◆ Exercise directions ◆
Should the listing contain images, exclude them; give the rest again exactly.

◆ Information provided ◆
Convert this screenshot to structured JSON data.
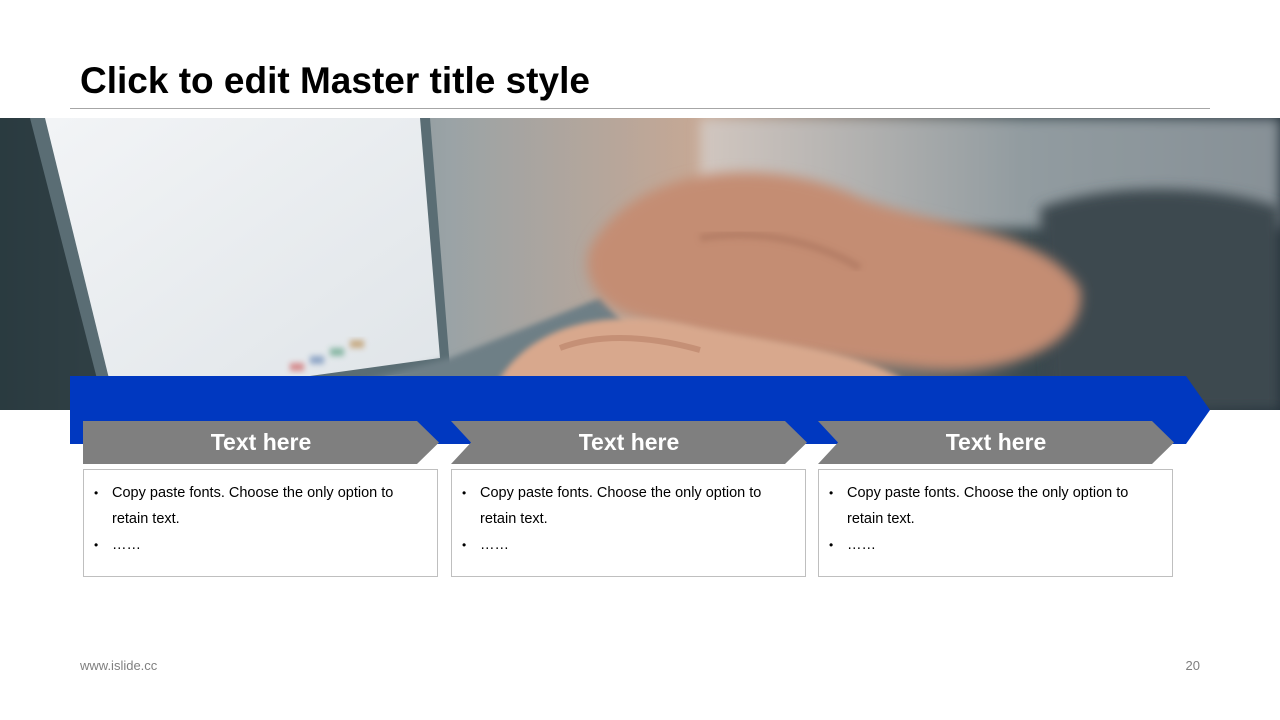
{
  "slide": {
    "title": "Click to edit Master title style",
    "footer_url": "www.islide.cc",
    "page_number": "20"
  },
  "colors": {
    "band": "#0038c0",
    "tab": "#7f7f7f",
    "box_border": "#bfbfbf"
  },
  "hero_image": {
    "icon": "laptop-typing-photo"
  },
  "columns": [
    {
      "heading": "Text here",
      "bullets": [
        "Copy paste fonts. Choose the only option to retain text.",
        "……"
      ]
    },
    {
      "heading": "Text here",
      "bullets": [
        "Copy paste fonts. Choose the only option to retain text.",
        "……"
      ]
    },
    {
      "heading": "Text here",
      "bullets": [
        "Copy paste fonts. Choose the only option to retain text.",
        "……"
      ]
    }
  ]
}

◆ Task answer ◆
Convert this screenshot to structured JSON data.
{
  "slide": {
    "title": "Click to edit Master title style",
    "footer_url": "www.islide.cc",
    "page_number": "20"
  },
  "colors": {
    "band": "#0038c0",
    "tab": "#7f7f7f",
    "box_border": "#bfbfbf"
  },
  "hero_image": {
    "icon": "laptop-typing-photo"
  },
  "columns": [
    {
      "heading": "Text here",
      "bullets": [
        "Copy paste fonts. Choose the only option to retain text.",
        "……"
      ]
    },
    {
      "heading": "Text here",
      "bullets": [
        "Copy paste fonts. Choose the only option to retain text.",
        "……"
      ]
    },
    {
      "heading": "Text here",
      "bullets": [
        "Copy paste fonts. Choose the only option to retain text.",
        "……"
      ]
    }
  ]
}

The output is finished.